The resourcetrade.earth interactive data visualization tool was developed for Chatham House by Applied Works.
In 1973 three quarters of Borneo was covered in tropical forest. Since 1973 over one third of that forest has been lost due to industrial logging and the spread of industrial oil palm and pulpwood plantations. The Atlas of Deforestation and Industrial Plantations in Borneo shows where Borneo's tropical forests have been lost and the incredible scale of this continuing deforestation.
The interactive map includes three main layers. One layer shows the 2015 area of forest cover. A second layer shows industrial oil-palm plantations. The third layer visualizes industrial pulpwood plantations. If you use the menu at the bottom of the map the 'Simple Deforestation Layer' allows you to swipe between maps showing forest cover in 1973 and in 2015. Another option in this menu lets you view industrial plantations based on how much time elapsed between deforestation and their establishment.
It isn't just Borneo which is facing this scale of environmental destruction.

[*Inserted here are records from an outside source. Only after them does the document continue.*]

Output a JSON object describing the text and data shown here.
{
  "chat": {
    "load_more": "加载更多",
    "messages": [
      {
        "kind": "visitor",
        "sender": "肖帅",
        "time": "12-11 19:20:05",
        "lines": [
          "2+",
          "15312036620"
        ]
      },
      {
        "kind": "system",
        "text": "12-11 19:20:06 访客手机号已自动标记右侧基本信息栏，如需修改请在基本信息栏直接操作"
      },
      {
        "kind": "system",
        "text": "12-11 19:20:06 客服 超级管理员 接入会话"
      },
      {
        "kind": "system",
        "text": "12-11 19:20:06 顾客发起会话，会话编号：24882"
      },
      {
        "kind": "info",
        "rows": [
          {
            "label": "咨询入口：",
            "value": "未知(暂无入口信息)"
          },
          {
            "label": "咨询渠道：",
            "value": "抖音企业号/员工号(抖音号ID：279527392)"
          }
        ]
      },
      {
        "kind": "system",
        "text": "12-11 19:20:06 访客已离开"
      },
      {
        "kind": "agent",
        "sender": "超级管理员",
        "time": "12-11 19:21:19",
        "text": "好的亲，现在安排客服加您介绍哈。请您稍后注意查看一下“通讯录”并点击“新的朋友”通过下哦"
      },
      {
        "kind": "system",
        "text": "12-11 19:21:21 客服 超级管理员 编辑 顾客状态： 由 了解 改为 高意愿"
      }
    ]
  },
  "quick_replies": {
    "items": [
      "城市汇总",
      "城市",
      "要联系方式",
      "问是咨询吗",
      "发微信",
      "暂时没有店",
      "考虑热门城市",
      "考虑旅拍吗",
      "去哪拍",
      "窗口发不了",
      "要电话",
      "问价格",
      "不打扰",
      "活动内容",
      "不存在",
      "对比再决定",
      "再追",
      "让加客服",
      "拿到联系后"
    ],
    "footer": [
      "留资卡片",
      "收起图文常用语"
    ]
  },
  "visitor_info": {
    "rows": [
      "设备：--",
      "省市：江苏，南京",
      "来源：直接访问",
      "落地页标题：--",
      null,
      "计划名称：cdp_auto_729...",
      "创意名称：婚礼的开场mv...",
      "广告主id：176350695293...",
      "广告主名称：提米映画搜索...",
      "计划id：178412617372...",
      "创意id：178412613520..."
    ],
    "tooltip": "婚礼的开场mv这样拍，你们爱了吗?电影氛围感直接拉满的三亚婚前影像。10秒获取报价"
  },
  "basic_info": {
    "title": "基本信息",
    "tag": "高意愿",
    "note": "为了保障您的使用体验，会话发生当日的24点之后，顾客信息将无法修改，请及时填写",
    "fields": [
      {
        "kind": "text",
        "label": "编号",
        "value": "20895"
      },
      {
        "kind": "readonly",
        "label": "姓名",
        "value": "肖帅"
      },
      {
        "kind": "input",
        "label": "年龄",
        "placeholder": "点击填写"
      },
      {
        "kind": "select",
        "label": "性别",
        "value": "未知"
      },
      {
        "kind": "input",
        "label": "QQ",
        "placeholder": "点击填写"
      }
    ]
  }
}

The world's largest producer of palm oil is Indonesia. To grow oil palms vast areas of tropical forest in Malaysia and Indonesia have been destroyed.
Greenpeace has responded to this environmental disaster by creating an interactive map to provide information on company concession information and how these concessions relate to peatlands, fire hotspots and deforestation alerts in Indonesia.
The Protecting Forests & Peatlands in Indonesia map includes a number of data layers which allow you to view where palm oil, wood fibre, logging and coal mining concessions have been awarded in Indonesia. You can click on the concession areas on the map to learn more about the company that holds the concession and the size of the concession. The map also includes layers which allow you to view orangutan & tiger habitats, forestry land cover and peat lands. The map can also show active fires in the country and fires since 2013.
If you want to learn more about why forests are being lost to palm oil plantations then you should take a look at the Guardian's From Rainforest to Your Cupboard: The Real Story of Palm Oil. This interactive study explores the environmental impact of the increasing production and use of palm oil around the world.
One of the biggest disasters caused by the increase in palm oil consumption is the destruction of the rainforests in order to create palm oil plantations. The Guardian illustrates the effect of this deforestation in Indonesia with a before and after interactive map using satellite imagery showing primary forest loss in the Riau province of Indonesia between 2000 and 2012.
The Guardian has also created a timeline map to visualize the global increase in palm oil production. This map illustrates the growth in global palm oil production over the last 50 years. A similar timeline map is used to show the growth in palm oil consumption in countries across the world over the same 50 year time span.